### Task to complete
Could you extract every entry below and reproduce it exactly?

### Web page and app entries

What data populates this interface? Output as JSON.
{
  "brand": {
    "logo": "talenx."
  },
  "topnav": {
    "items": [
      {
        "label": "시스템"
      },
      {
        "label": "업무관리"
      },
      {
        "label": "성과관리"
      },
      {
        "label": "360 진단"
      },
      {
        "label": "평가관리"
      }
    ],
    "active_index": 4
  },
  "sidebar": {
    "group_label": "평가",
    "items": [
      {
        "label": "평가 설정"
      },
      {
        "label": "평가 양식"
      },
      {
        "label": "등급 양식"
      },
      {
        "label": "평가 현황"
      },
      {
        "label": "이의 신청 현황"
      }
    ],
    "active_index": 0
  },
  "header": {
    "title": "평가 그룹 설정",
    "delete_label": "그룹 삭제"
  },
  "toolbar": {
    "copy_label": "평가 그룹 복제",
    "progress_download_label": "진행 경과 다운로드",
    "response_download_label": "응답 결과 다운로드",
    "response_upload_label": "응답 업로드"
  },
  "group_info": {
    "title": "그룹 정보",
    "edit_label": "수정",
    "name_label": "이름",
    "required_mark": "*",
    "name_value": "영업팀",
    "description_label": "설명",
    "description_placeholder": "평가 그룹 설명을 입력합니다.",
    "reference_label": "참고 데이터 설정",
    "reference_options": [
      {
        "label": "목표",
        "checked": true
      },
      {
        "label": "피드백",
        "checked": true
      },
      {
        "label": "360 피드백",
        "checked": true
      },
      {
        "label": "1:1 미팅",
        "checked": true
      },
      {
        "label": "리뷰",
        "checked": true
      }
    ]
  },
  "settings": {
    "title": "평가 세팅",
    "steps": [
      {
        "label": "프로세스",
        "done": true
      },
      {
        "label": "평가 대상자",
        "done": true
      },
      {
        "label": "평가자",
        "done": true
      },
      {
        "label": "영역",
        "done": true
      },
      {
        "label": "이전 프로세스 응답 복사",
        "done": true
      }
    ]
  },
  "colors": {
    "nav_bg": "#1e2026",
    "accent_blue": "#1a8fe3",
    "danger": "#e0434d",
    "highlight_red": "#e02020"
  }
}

### Written solution
What data populates this interface? Output as JSON.
{
  "brand": {
    "logo": "talenx."
  },
  "topnav": {
    "items": [
      {
        "label": "시스템"
      },
      {
        "label": "업무관리"
      },
      {
        "label": "성과관리"
      },
      {
        "label": "360 진단"
      },
      {
        "label": "평가관리"
      }
    ],
    "active_index": 4
  },
  "sidebar": {
    "group_label": "평가",
    "items": [
      {
        "label": "평가 설정"
      },
      {
        "label": "평가 양식"
      },
      {
        "label": "등급 양식"
      },
      {
        "label": "평가 현황"
      },
      {
        "label": "이의 신청 현황"
      }
    ],
    "active_index": 0
  },
  "header": {
    "title": "평가 그룹 설정",
    "delete_label": "그룹 삭제"
  },
  "toolbar": {
    "copy_label": "평가 그룹 복제",
    "progress_download_label": "진행 경과 다운로드",
    "response_download_label": "응답 결과 다운로드",
    "response_upload_label": "응답 업로드"
  },
  "group_info": {
    "title": "그룹 정보",
    "edit_label": "수정",
    "name_label": "이름",
    "required_mark": "*",
    "name_value": "영업팀",
    "description_label": "설명",
    "description_placeholder": "평가 그룹 설명을 입력합니다.",
    "reference_label": "참고 데이터 설정",
    "reference_options": [
      {
        "label": "목표",
        "checked": true
      },
      {
        "label": "피드백",
        "checked": true
      },
      {
        "label": "360 피드백",
        "checked": true
      },
      {
        "label": "1:1 미팅",
        "checked": true
      },
      {
        "label": "리뷰",
        "checked": true
      }
    ]
  },
  "settings": {
    "title": "평가 세팅",
    "steps": [
      {
        "label": "프로세스",
        "done": true
      },
      {
        "label": "평가 대상자",
        "done": true
      },
      {
        "label": "평가자",
        "done": true
      },
      {
        "label": "영역",
        "done": true
      },
      {
        "label": "이전 프로세스 응답 복사",
        "done": true
      }
    ]
  },
  "colors": {
    "nav_bg": "#1e2026",
    "accent_blue": "#1a8fe3",
    "danger": "#e0434d",
    "highlight_red": "#e02020"
  }
}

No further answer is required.